Coutanche, M. N. & Thompson-Schill, S. L. (2013). Information Connectivity: Identifying synchronized discriminability of multi-voxel patterns across the brain. Frontiers in Human Neuroscience, 7.  PMID: 23403700

Lupyan, G.,, Mirman, D., Hamilton, R., & Thompson-Schill, S. L. (2012). Categorization is modulated by transcranial direct current stimulation over left prefrontal cortex. Cognition, 124, 36-49.   PMID: 22578885

Hindy, N., Altmann, G., Kalenik, E., & Thompson-Schill, S. L. (2012). The effect of object state-changes on event processing: Do objects compete with themselves? Journal of Neuroscience, 32, 5795-5803.   PMID: 22539841 

Thompson-Schill, S. L., Ramscar, M., & Chrysikou, E. G. (2009). Cognition without control: When a little frontal cortex goes a long way. Current Directions in Psychological Science, 18, 259-263. PMID: 20401341

Thompson-Schill, S. L., Swick, D., Farah, M. J., D'Esposito, M., Kan, I. P., & Knight, R. T. (1998).  Verb generation in patients with focal frontal lesions: A neuropsychological test of neuroimaging findings. Proceedings of the National Academy of Science, 95, 15855-15860.  PMID: 986106019.  

Thompson-Schill, S. L., D'Esposito, M., Aguirre, G. K., & Farah, M. J. (1997).  Role of left prefrontal cortex in retrieval of semantic knowledge: A re-evaluation.  Proceedings of the National Academy of Science, 94, 14792-14797.  PMID: 9405692 

Courses Taught: 

PSYC 149 Introduction to Cognitive Neuroscience
PSYC 400 Undergraduate Honors Seminar

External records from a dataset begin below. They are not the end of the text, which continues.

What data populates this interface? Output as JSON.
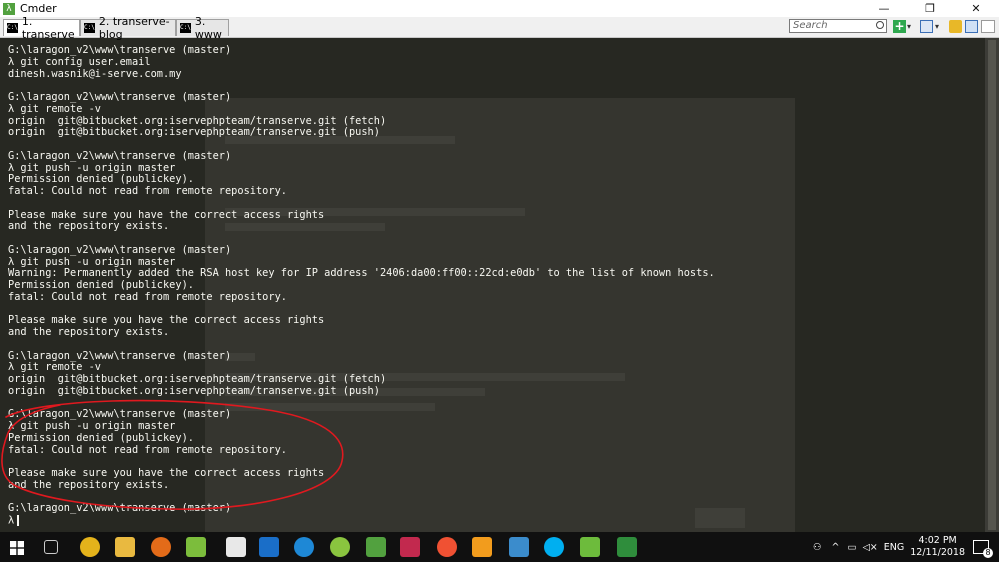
{
  "window": {
    "title": "Cmder"
  },
  "tabs": [
    {
      "label": "1. transerve",
      "active": true
    },
    {
      "label": "2. transerve-blog",
      "active": false
    },
    {
      "label": "3. www",
      "active": false
    }
  ],
  "search": {
    "placeholder": "Search"
  },
  "terminal": {
    "lines": [
      {
        "type": "prompt",
        "path": "G:\\laragon_v2\\www\\transerve",
        "branch": " (master)"
      },
      {
        "type": "cmd",
        "text": "λ git config user.email"
      },
      {
        "type": "out",
        "text": "dinesh.wasnik@i-serve.com.my"
      },
      {
        "type": "blank",
        "text": ""
      },
      {
        "type": "prompt",
        "path": "G:\\laragon_v2\\www\\transerve",
        "branch": " (master)"
      },
      {
        "type": "cmd",
        "text": "λ git remote -v"
      },
      {
        "type": "out",
        "text": "origin  git@bitbucket.org:iservephpteam/transerve.git (fetch)"
      },
      {
        "type": "out",
        "text": "origin  git@bitbucket.org:iservephpteam/transerve.git (push)"
      },
      {
        "type": "blank",
        "text": ""
      },
      {
        "type": "prompt",
        "path": "G:\\laragon_v2\\www\\transerve",
        "branch": " (master)"
      },
      {
        "type": "cmd",
        "text": "λ git push -u origin master"
      },
      {
        "type": "out",
        "text": "Permission denied (publickey)."
      },
      {
        "type": "out",
        "text": "fatal: Could not read from remote repository."
      },
      {
        "type": "blank",
        "text": ""
      },
      {
        "type": "out",
        "text": "Please make sure you have the correct access rights"
      },
      {
        "type": "out",
        "text": "and the repository exists."
      },
      {
        "type": "blank",
        "text": ""
      },
      {
        "type": "prompt",
        "path": "G:\\laragon_v2\\www\\transerve",
        "branch": " (master)"
      },
      {
        "type": "cmd",
        "text": "λ git push -u origin master"
      },
      {
        "type": "out",
        "text": "Warning: Permanently added the RSA host key for IP address '2406:da00:ff00::22cd:e0db' to the list of known hosts."
      },
      {
        "type": "out",
        "text": "Permission denied (publickey)."
      },
      {
        "type": "out",
        "text": "fatal: Could not read from remote repository."
      },
      {
        "type": "blank",
        "text": ""
      },
      {
        "type": "out",
        "text": "Please make sure you have the correct access rights"
      },
      {
        "type": "out",
        "text": "and the repository exists."
      },
      {
        "type": "blank",
        "text": ""
      },
      {
        "type": "prompt",
        "path": "G:\\laragon_v2\\www\\transerve",
        "branch": " (master)"
      },
      {
        "type": "cmd",
        "text": "λ git remote -v"
      },
      {
        "type": "out",
        "text": "origin  git@bitbucket.org:iservephpteam/transerve.git (fetch)"
      },
      {
        "type": "out",
        "text": "origin  git@bitbucket.org:iservephpteam/transerve.git (push)"
      },
      {
        "type": "blank",
        "text": ""
      },
      {
        "type": "prompt",
        "path": "G:\\laragon_v2\\www\\transerve",
        "branch": " (master)"
      },
      {
        "type": "cmd",
        "text": "λ git push -u origin master"
      },
      {
        "type": "out",
        "text": "Permission denied (publickey)."
      },
      {
        "type": "out",
        "text": "fatal: Could not read from remote repository."
      },
      {
        "type": "blank",
        "text": ""
      },
      {
        "type": "out",
        "text": "Please make sure you have the correct access rights"
      },
      {
        "type": "out",
        "text": "and the repository exists."
      },
      {
        "type": "blank",
        "text": ""
      },
      {
        "type": "prompt",
        "path": "G:\\laragon_v2\\www\\transerve",
        "branch": " (master)"
      },
      {
        "type": "cmd",
        "text": "λ"
      }
    ]
  },
  "colors": {
    "terminal_bg": "#272822",
    "terminal_fg": "#f8f8f2",
    "annotation": "#e0191f",
    "taskbar_bg": "#101010"
  },
  "taskbar": {
    "apps": [
      {
        "icon": "chrome-icon",
        "color": "#e4b31b"
      },
      {
        "icon": "file-explorer-icon",
        "color": "#e9b940"
      },
      {
        "icon": "firefox-icon",
        "color": "#e36b19"
      },
      {
        "icon": "notepad-plus-plus-icon",
        "color": "#7cbd3c"
      },
      {
        "icon": "document-icon",
        "color": "#e8e8e8"
      },
      {
        "icon": "outlook-icon",
        "color": "#1a6ec8"
      },
      {
        "icon": "edge-icon",
        "color": "#1e88d6"
      },
      {
        "icon": "hs-app-icon",
        "color": "#8ac43f"
      },
      {
        "icon": "cmder-icon",
        "color": "#52a13f"
      },
      {
        "icon": "flag-app-icon",
        "color": "#c2294e"
      },
      {
        "icon": "git-gui-icon",
        "color": "#f05133"
      },
      {
        "icon": "sublime-text-icon",
        "color": "#f29c1d"
      },
      {
        "icon": "network-app-icon",
        "color": "#3b8ccc"
      },
      {
        "icon": "skype-icon",
        "color": "#00aff0"
      },
      {
        "icon": "notepad-green-icon",
        "color": "#6dbb3c"
      },
      {
        "icon": "project-app-icon",
        "color": "#2f8d3c"
      }
    ],
    "tray": {
      "language": "ENG",
      "time": "4:02 PM",
      "date": "12/11/2018",
      "notification_count": "8"
    }
  }
}
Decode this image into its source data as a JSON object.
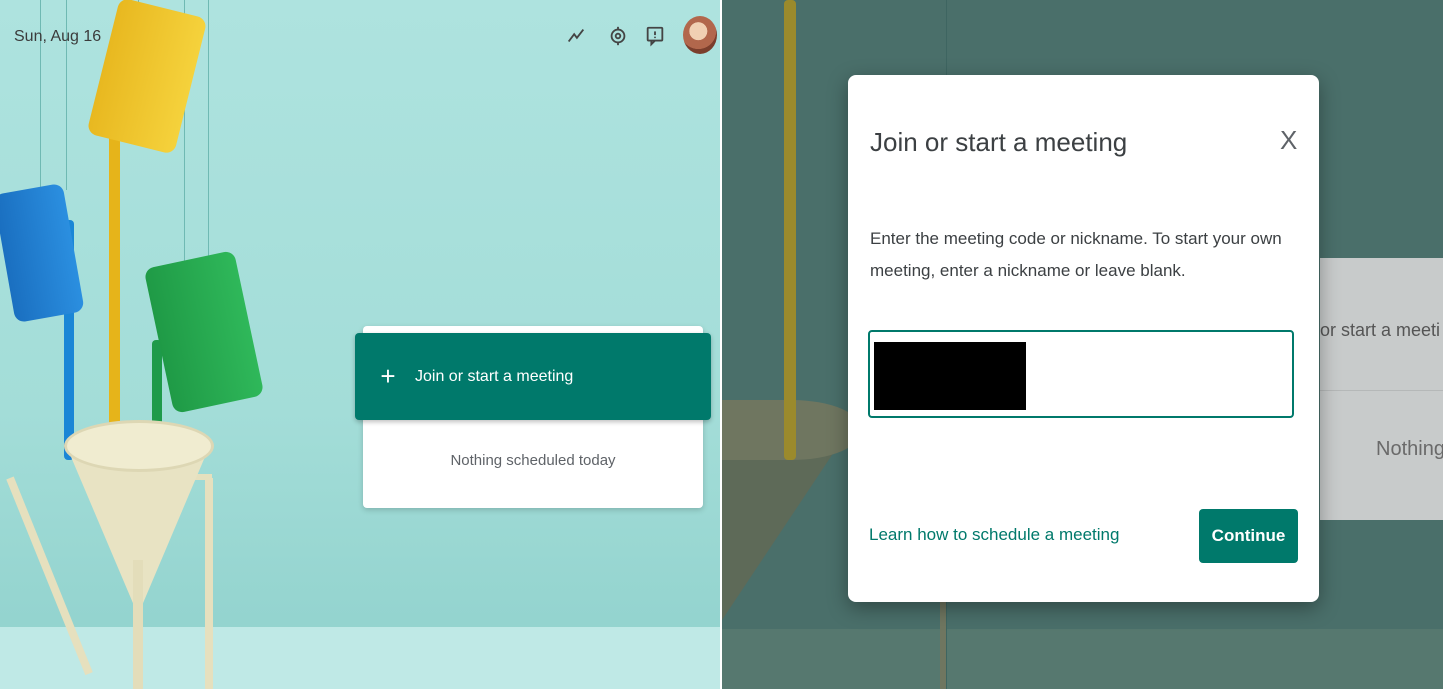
{
  "left": {
    "date": "Sun, Aug 16",
    "icons": [
      "activity-icon",
      "settings-icon",
      "feedback-icon",
      "avatar"
    ],
    "join_button_label": "Join or start a meeting",
    "join_button_icon": "+",
    "nothing_scheduled": "Nothing scheduled today"
  },
  "right_background": {
    "card_title_partial": "or start a meeti",
    "card_text_partial": "Nothing"
  },
  "dialog": {
    "title": "Join or start a meeting",
    "close_glyph": "X",
    "description": "Enter the meeting code or nickname. To start your own meeting, enter a nickname or leave blank.",
    "learn_link": "Learn how to schedule a meeting",
    "continue_label": "Continue"
  },
  "colors": {
    "accent": "#00796b",
    "background": "#a9e0dc"
  }
}
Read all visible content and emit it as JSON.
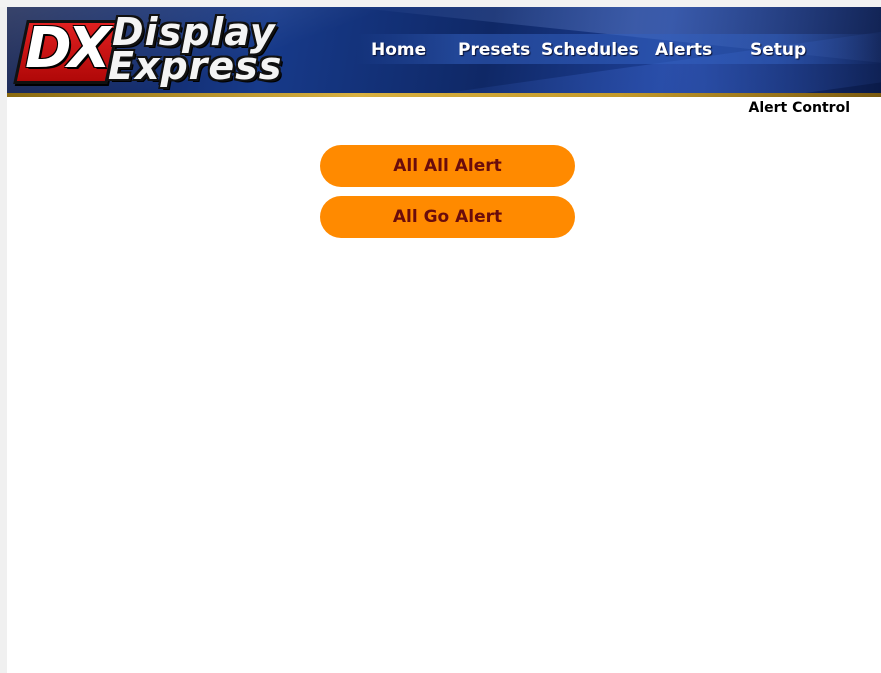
{
  "brand": {
    "logo_letters": "DX",
    "logo_line1": "Display",
    "logo_line2": "Express"
  },
  "nav": {
    "home": "Home",
    "presets": "Presets",
    "schedules": "Schedules",
    "alerts": "Alerts",
    "setup": "Setup"
  },
  "page": {
    "title": "Alert Control"
  },
  "alerts": {
    "buttons": [
      "All All Alert",
      "All Go Alert"
    ]
  },
  "colors": {
    "button_bg": "#ff8a00",
    "button_text": "#6a0c0c",
    "banner": "#173a8a",
    "logo_red": "#d01818"
  }
}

Neuroscience Graduate Group
Ariana Familiar [Psychology Graduate Student]
Lisa Musz [Psychology Graduate Student]
Sarah Solomon [Psychology Graduate Student]
Nathan Tardiff [Psychology Graduate Student]
Anna Leshinskaya [postdoc]
Elizabeth Karuza [postdoc] 
Heath Matheson [postdoc]